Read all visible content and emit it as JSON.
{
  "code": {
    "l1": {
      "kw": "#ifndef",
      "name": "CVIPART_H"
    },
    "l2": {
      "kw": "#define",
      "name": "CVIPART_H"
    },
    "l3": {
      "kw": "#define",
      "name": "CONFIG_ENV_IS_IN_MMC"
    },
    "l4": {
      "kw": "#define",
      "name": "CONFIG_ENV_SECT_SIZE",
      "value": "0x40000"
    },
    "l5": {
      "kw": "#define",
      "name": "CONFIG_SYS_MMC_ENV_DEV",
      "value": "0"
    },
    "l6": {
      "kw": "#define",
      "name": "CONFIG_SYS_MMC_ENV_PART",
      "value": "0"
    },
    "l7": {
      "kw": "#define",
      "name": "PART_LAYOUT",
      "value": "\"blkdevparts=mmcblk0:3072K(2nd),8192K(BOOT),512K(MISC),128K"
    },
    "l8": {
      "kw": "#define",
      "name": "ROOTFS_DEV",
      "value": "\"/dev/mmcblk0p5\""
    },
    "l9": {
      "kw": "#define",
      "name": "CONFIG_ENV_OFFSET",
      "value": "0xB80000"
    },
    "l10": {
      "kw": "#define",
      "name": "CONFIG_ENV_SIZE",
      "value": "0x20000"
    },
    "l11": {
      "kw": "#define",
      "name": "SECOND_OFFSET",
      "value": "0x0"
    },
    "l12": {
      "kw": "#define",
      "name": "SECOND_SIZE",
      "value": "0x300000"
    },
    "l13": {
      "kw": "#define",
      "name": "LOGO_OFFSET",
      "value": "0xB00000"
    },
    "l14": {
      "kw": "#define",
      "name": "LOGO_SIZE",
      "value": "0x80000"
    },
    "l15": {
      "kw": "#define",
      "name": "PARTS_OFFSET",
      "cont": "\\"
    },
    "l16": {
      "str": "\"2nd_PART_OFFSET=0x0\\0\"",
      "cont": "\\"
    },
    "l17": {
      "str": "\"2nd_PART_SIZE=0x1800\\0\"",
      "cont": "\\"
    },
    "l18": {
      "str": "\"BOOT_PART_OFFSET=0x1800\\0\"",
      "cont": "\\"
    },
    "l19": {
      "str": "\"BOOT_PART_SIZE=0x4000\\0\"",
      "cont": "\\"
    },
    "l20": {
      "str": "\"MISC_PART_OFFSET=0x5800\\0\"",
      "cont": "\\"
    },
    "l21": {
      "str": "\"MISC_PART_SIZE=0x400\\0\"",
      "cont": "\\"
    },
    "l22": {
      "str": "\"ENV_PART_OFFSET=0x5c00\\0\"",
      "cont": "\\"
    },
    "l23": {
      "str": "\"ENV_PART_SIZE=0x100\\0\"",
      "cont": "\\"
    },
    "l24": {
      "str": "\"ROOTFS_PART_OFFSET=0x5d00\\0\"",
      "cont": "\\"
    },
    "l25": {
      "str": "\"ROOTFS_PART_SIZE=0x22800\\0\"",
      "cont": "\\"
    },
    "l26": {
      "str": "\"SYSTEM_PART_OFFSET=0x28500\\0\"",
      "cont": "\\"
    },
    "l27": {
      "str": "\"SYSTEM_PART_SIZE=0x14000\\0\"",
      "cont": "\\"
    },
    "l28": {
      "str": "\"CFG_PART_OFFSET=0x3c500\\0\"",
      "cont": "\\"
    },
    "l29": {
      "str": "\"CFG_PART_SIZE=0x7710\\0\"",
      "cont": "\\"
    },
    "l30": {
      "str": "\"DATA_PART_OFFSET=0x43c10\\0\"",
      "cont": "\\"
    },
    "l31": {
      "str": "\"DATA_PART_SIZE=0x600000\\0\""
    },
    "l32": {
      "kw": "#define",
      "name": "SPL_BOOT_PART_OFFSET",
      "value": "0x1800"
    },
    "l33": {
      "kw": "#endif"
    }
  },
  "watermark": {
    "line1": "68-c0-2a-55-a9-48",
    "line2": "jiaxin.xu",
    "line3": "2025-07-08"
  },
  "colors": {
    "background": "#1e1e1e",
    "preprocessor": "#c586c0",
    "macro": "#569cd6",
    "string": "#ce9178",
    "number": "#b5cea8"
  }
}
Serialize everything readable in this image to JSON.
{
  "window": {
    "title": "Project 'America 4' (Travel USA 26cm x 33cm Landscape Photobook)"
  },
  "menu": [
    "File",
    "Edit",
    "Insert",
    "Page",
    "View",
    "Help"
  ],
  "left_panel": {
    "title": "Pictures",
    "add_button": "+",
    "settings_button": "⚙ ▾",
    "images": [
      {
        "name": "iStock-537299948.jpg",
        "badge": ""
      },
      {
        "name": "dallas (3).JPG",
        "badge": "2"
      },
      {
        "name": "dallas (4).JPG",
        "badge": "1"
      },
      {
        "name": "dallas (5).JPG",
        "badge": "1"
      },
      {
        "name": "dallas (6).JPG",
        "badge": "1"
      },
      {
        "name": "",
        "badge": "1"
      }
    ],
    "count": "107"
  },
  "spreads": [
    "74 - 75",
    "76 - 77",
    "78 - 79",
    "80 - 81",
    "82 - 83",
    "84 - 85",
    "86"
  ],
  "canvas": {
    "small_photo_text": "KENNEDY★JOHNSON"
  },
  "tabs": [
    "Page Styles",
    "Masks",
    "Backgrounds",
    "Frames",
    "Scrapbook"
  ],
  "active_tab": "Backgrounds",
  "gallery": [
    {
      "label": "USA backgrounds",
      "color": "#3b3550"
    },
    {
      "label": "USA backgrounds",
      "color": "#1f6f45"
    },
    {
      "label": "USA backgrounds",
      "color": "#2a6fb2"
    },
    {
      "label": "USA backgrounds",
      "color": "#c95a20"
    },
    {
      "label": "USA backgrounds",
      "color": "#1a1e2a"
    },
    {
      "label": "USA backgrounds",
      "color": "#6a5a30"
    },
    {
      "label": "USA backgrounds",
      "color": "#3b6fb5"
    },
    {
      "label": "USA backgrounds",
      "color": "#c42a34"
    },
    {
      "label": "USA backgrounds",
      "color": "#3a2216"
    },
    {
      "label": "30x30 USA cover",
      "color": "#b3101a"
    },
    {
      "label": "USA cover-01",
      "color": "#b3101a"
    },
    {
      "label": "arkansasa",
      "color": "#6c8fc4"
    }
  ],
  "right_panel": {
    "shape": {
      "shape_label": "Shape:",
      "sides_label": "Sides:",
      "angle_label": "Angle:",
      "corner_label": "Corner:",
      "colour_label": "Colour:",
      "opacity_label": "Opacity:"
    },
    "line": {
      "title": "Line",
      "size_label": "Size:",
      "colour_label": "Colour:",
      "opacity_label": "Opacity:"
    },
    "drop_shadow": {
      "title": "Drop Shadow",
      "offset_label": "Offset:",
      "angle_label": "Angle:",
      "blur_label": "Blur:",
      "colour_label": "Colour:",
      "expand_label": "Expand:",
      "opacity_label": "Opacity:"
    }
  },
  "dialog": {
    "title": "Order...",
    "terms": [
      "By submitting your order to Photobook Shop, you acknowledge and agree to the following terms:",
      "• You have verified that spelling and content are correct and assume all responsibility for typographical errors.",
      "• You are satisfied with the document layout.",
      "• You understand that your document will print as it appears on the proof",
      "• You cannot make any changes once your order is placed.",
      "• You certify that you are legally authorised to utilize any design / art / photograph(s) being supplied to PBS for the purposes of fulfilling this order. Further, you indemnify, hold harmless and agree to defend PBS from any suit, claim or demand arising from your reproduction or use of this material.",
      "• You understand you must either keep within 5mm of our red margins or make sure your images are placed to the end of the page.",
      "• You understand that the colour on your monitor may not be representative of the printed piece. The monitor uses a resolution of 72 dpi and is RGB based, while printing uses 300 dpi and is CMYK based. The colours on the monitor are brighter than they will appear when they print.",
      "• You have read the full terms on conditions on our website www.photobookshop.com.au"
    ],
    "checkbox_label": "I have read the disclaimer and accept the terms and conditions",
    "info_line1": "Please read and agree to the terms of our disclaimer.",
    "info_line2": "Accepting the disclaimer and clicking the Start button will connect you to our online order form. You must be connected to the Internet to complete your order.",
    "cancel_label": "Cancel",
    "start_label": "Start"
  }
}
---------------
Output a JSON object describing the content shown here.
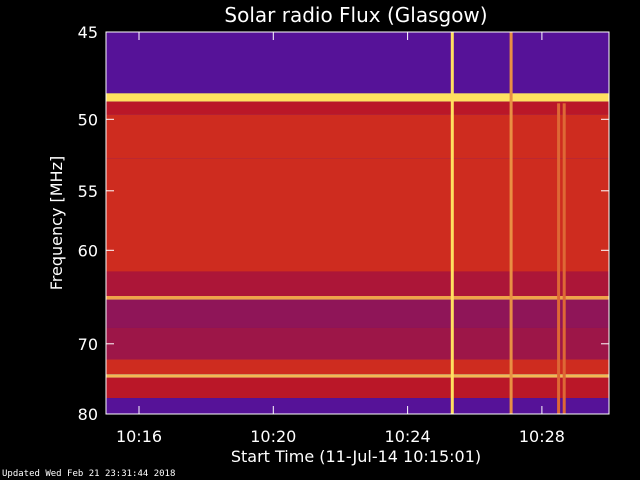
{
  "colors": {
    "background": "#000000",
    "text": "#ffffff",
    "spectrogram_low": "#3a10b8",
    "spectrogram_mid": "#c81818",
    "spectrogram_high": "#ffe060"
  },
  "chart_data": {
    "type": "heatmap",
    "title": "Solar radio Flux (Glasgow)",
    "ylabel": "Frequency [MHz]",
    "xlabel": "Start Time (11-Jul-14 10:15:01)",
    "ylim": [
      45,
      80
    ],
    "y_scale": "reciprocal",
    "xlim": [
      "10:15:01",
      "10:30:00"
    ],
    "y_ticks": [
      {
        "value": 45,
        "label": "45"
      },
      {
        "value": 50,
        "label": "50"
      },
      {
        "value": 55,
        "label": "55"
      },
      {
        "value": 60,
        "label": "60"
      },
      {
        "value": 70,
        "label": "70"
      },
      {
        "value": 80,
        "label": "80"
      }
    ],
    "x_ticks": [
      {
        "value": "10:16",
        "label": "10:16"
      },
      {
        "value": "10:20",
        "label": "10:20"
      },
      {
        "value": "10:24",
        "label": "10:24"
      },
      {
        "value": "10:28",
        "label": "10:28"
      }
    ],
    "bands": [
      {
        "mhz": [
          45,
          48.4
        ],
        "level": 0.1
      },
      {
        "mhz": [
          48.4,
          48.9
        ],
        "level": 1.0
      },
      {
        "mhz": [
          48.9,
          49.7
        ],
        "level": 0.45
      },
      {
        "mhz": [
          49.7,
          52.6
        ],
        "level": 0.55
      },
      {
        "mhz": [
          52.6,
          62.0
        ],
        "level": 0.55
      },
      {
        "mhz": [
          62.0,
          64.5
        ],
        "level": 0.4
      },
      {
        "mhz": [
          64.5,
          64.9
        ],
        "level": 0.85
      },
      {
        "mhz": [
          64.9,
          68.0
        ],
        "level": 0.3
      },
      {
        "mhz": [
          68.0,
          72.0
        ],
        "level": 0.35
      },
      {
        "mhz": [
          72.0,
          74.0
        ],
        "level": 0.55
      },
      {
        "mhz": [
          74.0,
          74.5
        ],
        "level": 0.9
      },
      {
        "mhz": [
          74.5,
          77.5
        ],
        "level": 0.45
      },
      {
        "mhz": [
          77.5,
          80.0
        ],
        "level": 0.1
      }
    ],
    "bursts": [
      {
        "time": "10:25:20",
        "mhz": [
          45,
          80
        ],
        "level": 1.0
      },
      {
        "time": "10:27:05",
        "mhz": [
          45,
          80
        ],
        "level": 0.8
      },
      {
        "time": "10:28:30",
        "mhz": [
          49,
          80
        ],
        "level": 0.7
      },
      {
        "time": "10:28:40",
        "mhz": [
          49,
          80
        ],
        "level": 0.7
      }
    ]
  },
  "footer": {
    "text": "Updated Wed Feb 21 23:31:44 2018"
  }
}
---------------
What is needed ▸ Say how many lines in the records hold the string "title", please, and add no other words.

Response for this exercise ▸ 6